Task goal: Repeat the data below with no changes.

Input:
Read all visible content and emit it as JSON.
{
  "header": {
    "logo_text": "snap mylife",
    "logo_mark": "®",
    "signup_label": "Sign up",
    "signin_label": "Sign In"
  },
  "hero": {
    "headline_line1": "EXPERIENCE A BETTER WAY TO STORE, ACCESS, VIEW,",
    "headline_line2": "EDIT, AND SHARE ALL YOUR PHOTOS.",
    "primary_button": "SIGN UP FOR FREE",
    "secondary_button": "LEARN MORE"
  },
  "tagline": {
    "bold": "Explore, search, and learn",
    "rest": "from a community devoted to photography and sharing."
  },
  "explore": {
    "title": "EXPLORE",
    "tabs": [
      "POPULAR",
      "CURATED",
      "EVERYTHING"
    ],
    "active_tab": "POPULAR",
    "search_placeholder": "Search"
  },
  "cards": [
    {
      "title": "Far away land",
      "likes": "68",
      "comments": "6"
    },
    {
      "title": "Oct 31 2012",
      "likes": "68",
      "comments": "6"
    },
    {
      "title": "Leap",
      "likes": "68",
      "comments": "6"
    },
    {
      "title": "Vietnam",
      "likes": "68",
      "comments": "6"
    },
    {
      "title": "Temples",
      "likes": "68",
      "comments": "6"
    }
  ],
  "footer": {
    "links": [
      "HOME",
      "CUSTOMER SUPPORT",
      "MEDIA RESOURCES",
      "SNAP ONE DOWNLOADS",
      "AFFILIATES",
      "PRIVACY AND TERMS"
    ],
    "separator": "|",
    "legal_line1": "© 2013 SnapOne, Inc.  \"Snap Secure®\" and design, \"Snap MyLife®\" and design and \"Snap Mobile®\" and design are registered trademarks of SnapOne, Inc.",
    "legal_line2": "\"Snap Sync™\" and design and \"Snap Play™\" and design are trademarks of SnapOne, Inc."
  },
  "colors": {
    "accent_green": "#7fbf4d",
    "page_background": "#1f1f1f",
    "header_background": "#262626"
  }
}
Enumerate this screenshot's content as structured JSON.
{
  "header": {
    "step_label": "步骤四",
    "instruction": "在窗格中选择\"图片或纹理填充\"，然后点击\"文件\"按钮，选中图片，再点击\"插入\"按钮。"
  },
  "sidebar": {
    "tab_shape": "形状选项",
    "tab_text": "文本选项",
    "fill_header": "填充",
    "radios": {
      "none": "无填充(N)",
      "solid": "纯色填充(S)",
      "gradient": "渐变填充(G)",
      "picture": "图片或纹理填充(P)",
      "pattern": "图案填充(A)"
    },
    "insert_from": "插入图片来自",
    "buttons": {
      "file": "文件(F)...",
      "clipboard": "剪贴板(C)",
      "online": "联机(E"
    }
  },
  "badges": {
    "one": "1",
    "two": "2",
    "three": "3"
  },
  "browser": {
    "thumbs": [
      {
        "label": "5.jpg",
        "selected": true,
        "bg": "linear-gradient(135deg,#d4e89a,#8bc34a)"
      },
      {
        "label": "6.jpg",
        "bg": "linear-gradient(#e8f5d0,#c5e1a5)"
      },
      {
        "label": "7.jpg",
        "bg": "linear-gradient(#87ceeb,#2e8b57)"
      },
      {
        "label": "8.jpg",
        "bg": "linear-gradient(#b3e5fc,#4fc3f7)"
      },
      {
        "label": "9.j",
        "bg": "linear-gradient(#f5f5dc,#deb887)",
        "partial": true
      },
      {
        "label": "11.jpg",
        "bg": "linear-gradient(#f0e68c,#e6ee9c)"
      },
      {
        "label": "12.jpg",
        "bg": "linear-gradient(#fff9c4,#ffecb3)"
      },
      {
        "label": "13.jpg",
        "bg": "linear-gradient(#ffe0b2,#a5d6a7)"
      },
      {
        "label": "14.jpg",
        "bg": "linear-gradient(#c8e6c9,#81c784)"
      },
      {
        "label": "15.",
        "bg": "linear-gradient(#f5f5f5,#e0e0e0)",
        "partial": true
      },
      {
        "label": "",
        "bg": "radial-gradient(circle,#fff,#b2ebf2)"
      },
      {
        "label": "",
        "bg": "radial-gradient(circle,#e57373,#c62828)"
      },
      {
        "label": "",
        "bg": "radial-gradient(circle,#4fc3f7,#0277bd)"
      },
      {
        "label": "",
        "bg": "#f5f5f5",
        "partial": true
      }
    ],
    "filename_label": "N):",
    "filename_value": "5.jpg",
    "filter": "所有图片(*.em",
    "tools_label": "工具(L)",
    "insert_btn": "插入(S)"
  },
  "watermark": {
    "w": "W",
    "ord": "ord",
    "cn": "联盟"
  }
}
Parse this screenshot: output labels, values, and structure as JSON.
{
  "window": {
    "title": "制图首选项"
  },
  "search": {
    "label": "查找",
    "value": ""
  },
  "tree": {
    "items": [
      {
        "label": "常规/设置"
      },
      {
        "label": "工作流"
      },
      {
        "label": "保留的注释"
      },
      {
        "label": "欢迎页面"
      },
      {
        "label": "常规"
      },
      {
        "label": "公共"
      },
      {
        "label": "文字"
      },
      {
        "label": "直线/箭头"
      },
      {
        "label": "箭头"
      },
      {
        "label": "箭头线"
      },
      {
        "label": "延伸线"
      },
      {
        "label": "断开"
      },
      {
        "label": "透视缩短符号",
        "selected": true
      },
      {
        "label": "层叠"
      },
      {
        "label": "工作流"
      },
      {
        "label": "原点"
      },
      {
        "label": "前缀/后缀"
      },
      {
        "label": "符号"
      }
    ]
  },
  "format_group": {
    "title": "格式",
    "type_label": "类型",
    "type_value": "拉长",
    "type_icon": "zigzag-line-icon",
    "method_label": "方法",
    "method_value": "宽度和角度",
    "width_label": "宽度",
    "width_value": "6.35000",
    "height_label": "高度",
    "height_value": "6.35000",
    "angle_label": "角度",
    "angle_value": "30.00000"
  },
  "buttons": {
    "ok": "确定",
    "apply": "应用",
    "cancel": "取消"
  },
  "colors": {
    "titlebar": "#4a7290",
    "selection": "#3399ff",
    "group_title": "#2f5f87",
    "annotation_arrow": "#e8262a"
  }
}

Exercise answer:
Read all visible content and emit it as JSON.
{
  "header": {
    "logo_text": "snap mylife",
    "logo_mark": "®",
    "signup_label": "Sign up",
    "signin_label": "Sign In"
  },
  "hero": {
    "headline_line1": "EXPERIENCE A BETTER WAY TO STORE, ACCESS, VIEW,",
    "headline_line2": "EDIT, AND SHARE ALL YOUR PHOTOS.",
    "primary_button": "SIGN UP FOR FREE",
    "secondary_button": "LEARN MORE"
  },
  "tagline": {
    "bold": "Explore, search, and learn",
    "rest": "from a community devoted to photography and sharing."
  },
  "explore": {
    "title": "EXPLORE",
    "tabs": [
      "POPULAR",
      "CURATED",
      "EVERYTHING"
    ],
    "active_tab": "POPULAR",
    "search_placeholder": "Search"
  },
  "cards": [
    {
      "title": "Far away land",
      "likes": "68",
      "comments": "6"
    },
    {
      "title": "Oct 31 2012",
      "likes": "68",
      "comments": "6"
    },
    {
      "title": "Leap",
      "likes": "68",
      "comments": "6"
    },
    {
      "title": "Vietnam",
      "likes": "68",
      "comments": "6"
    },
    {
      "title": "Temples",
      "likes": "68",
      "comments": "6"
    }
  ],
  "footer": {
    "links": [
      "HOME",
      "CUSTOMER SUPPORT",
      "MEDIA RESOURCES",
      "SNAP ONE DOWNLOADS",
      "AFFILIATES",
      "PRIVACY AND TERMS"
    ],
    "separator": "|",
    "legal_line1": "© 2013 SnapOne, Inc.  \"Snap Secure®\" and design, \"Snap MyLife®\" and design and \"Snap Mobile®\" and design are registered trademarks of SnapOne, Inc.",
    "legal_line2": "\"Snap Sync™\" and design and \"Snap Play™\" and design are trademarks of SnapOne, Inc."
  },
  "colors": {
    "accent_green": "#7fbf4d",
    "page_background": "#1f1f1f",
    "header_background": "#262626"
  }
}
Enumerate this screenshot's content as structured JSON.
{
  "header": {
    "step_label": "步骤四",
    "instruction": "在窗格中选择\"图片或纹理填充\"，然后点击\"文件\"按钮，选中图片，再点击\"插入\"按钮。"
  },
  "sidebar": {
    "tab_shape": "形状选项",
    "tab_text": "文本选项",
    "fill_header": "填充",
    "radios": {
      "none": "无填充(N)",
      "solid": "纯色填充(S)",
      "gradient": "渐变填充(G)",
      "picture": "图片或纹理填充(P)",
      "pattern": "图案填充(A)"
    },
    "insert_from": "插入图片来自",
    "buttons": {
      "file": "文件(F)...",
      "clipboard": "剪贴板(C)",
      "online": "联机(E"
    }
  },
  "badges": {
    "one": "1",
    "two": "2",
    "three": "3"
  },
  "browser": {
    "thumbs": [
      {
        "label": "5.jpg",
        "selected": true,
        "bg": "linear-gradient(135deg,#d4e89a,#8bc34a)"
      },
      {
        "label": "6.jpg",
        "bg": "linear-gradient(#e8f5d0,#c5e1a5)"
      },
      {
        "label": "7.jpg",
        "bg": "linear-gradient(#87ceeb,#2e8b57)"
      },
      {
        "label": "8.jpg",
        "bg": "linear-gradient(#b3e5fc,#4fc3f7)"
      },
      {
        "label": "9.j",
        "bg": "linear-gradient(#f5f5dc,#deb887)",
        "partial": true
      },
      {
        "label": "11.jpg",
        "bg": "linear-gradient(#f0e68c,#e6ee9c)"
      },
      {
        "label": "12.jpg",
        "bg": "linear-gradient(#fff9c4,#ffecb3)"
      },
      {
        "label": "13.jpg",
        "bg": "linear-gradient(#ffe0b2,#a5d6a7)"
      },
      {
        "label": "14.jpg",
        "bg": "linear-gradient(#c8e6c9,#81c784)"
      },
      {
        "label": "15.",
        "bg": "linear-gradient(#f5f5f5,#e0e0e0)",
        "partial": true
      },
      {
        "label": "",
        "bg": "radial-gradient(circle,#fff,#b2ebf2)"
      },
      {
        "label": "",
        "bg": "radial-gradient(circle,#e57373,#c62828)"
      },
      {
        "label": "",
        "bg": "radial-gradient(circle,#4fc3f7,#0277bd)"
      },
      {
        "label": "",
        "bg": "#f5f5f5",
        "partial": true
      }
    ],
    "filename_label": "N):",
    "filename_value": "5.jpg",
    "filter": "所有图片(*.em",
    "tools_label": "工具(L)",
    "insert_btn": "插入(S)"
  },
  "watermark": {
    "w": "W",
    "ord": "ord",
    "cn": "联盟"
  }
}
Parse this screenshot: output labels, values, and structure as JSON.
{
  "window": {
    "title": "制图首选项"
  },
  "search": {
    "label": "查找",
    "value": ""
  },
  "tree": {
    "items": [
      {
        "label": "常规/设置"
      },
      {
        "label": "工作流"
      },
      {
        "label": "保留的注释"
      },
      {
        "label": "欢迎页面"
      },
      {
        "label": "常规"
      },
      {
        "label": "公共"
      },
      {
        "label": "文字"
      },
      {
        "label": "直线/箭头"
      },
      {
        "label": "箭头"
      },
      {
        "label": "箭头线"
      },
      {
        "label": "延伸线"
      },
      {
        "label": "断开"
      },
      {
        "label": "透视缩短符号",
        "selected": true
      },
      {
        "label": "层叠"
      },
      {
        "label": "工作流"
      },
      {
        "label": "原点"
      },
      {
        "label": "前缀/后缀"
      },
      {
        "label": "符号"
      }
    ]
  },
  "format_group": {
    "title": "格式",
    "type_label": "类型",
    "type_value": "拉长",
    "type_icon": "zigzag-line-icon",
    "method_label": "方法",
    "method_value": "宽度和角度",
    "width_label": "宽度",
    "width_value": "6.35000",
    "height_label": "高度",
    "height_value": "6.35000",
    "angle_label": "角度",
    "angle_value": "30.00000"
  },
  "buttons": {
    "ok": "确定",
    "apply": "应用",
    "cancel": "取消"
  },
  "colors": {
    "titlebar": "#4a7290",
    "selection": "#3399ff",
    "group_title": "#2f5f87",
    "annotation_arrow": "#e8262a"
  }
}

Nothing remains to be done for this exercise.